The District's new public health director will be paid $227,000 in salary and benefits, making him the highest-paid city employee appointed by the mayor.
At a news conference yesterday, Mayor Anthony A. Williams said that Ivan C.A. Walks, a 42-year-old neuropsychiatrist, will receive $198,000 a year plus an additional 15 percent in benefits to attract him in a competitive market. The health director's post has been vacant for 14 months as Williams (D) and his predecessor, Marion Barry, struggled to fill a position known within the nation's public health community for its instability.
Mohammad N. Akhter, the city's former director of public health and now the executive director of the American Public Health Association, characterized Walks's salary as "way on the upper end," saying that the average salary for health directors was $100,000.
"But then this job is twice as difficult," Akhter said. "This is the toughest public health job in the country. To attract good people, you have to pay." Akhter annually made $91,000 and $13,000 in benefits as health director from 1991 to 1994.
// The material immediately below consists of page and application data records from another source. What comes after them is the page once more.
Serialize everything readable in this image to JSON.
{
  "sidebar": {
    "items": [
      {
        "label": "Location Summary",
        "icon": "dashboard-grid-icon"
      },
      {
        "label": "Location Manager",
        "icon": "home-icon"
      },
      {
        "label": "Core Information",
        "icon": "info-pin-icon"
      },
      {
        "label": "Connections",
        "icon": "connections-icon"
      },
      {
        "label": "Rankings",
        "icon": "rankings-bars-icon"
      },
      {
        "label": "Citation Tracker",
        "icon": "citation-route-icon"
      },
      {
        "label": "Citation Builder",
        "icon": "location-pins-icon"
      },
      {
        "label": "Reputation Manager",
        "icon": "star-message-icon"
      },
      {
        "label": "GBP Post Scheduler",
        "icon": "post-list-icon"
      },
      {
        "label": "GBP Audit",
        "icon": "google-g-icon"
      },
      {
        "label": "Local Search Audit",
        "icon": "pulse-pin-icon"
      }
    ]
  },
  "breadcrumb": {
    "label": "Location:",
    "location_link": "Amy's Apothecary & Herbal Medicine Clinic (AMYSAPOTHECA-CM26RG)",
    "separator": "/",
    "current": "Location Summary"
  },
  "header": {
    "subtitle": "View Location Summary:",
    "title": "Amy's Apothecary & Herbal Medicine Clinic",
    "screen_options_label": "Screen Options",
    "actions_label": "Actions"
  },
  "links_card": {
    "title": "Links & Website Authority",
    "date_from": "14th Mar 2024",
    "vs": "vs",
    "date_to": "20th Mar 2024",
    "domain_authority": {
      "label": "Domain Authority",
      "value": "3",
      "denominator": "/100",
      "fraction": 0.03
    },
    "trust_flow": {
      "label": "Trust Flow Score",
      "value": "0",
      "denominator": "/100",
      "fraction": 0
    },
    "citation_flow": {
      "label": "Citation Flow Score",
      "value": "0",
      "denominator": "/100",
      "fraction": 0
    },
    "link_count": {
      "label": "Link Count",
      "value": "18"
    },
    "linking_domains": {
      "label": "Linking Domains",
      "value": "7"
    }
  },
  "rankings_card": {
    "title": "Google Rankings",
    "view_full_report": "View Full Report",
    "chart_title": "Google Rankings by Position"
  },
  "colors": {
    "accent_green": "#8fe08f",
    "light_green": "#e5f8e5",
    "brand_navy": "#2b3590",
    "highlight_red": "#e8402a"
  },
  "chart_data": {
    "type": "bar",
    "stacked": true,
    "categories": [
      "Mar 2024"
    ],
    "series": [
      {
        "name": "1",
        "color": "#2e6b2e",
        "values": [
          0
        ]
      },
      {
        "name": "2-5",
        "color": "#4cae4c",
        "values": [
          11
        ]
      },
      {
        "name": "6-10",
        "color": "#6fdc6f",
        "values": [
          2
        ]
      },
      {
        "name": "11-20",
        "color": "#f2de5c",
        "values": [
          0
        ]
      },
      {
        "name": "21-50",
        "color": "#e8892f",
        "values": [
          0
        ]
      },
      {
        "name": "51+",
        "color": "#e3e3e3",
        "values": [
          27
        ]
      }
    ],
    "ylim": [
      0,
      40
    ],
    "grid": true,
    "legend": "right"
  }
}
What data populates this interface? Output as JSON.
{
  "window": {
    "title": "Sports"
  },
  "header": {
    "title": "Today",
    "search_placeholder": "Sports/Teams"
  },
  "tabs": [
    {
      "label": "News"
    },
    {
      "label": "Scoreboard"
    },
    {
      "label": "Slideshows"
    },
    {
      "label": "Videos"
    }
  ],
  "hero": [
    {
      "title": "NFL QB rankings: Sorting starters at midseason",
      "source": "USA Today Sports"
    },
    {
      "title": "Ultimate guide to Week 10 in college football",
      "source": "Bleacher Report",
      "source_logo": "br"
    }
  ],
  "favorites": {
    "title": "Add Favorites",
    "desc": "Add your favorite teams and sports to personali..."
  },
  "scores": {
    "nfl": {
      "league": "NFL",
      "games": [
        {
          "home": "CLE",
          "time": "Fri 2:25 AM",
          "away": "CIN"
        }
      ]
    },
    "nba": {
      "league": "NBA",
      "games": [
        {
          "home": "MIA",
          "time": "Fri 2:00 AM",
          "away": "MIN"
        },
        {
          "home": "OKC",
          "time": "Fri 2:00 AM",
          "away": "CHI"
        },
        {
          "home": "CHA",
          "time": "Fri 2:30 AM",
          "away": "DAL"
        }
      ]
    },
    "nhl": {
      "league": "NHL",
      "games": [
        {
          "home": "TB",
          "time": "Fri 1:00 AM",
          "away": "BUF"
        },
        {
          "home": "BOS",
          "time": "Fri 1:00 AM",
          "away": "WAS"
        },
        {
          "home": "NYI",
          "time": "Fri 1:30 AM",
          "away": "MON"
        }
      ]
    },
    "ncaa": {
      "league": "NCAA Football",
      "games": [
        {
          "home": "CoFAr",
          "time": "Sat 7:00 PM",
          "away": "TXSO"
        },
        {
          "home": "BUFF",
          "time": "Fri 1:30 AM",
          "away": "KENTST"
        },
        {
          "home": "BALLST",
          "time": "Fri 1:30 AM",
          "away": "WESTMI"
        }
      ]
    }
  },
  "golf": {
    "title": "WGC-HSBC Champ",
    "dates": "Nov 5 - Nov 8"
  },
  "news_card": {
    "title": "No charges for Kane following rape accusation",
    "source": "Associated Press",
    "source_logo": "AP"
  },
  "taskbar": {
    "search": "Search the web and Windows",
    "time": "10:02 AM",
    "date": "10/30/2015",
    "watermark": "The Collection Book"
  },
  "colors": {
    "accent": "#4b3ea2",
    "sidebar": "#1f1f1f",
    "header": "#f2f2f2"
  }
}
The appointment of Walks, an executive with a Falls Church managed care company, would have to be confirmed by the D.C. Council, but he is set to take over the Health Department--the largest of several D.C. health care agencies and the operator of the Medicaid program--and its $1.3 billion budget on Sept. 13. Walks was previously a Los Angeles County mental health commissioner.
Williams said D.C. law permits salaries for medical officials to be up to 20 percent over the city cap. Comparatively, D.C. Police Chief Charles H. Ramsey and D.C. School Superintendent Arlene Ackerman each receive a $150,000 salary. D.C. Medical Examiner Jonathan L. Arden receives $165,000. The court-appointed receiver for mental health makes $225,000, and the receiver for corrections is paid $195,000.
D.C. health statistics--on life expectancy, infant mortality, maternal mortality, HIV and AIDs, teenage pregnancy, drug abuse and chronic diseases, and on the number of residents with no health insurance--rank the city well behind other major cities, and behind the nation as a whole.
"I think it's a lot of money," said D.C. Council member Sharon Ambrose (D-Ward 6). "But there is no question that we have a very complex public health situation, and the fact that it has taken so long to find someone qualified to take it on probably augurs for paying top dollar."
Williams also appointed Darlene R. Taylor to direct the Office of Intergovernmental Relations, Charly Carter to direct the Office of the Public Advocate and G. Greg Chen to direct Asian and Pacific Islander affairs. Carlene Ruth Cheatam will be liaison to the gay and lesbian community, and Ken Snyder will direct the communications department.
Staff writer Eric Lipton contributed to this report.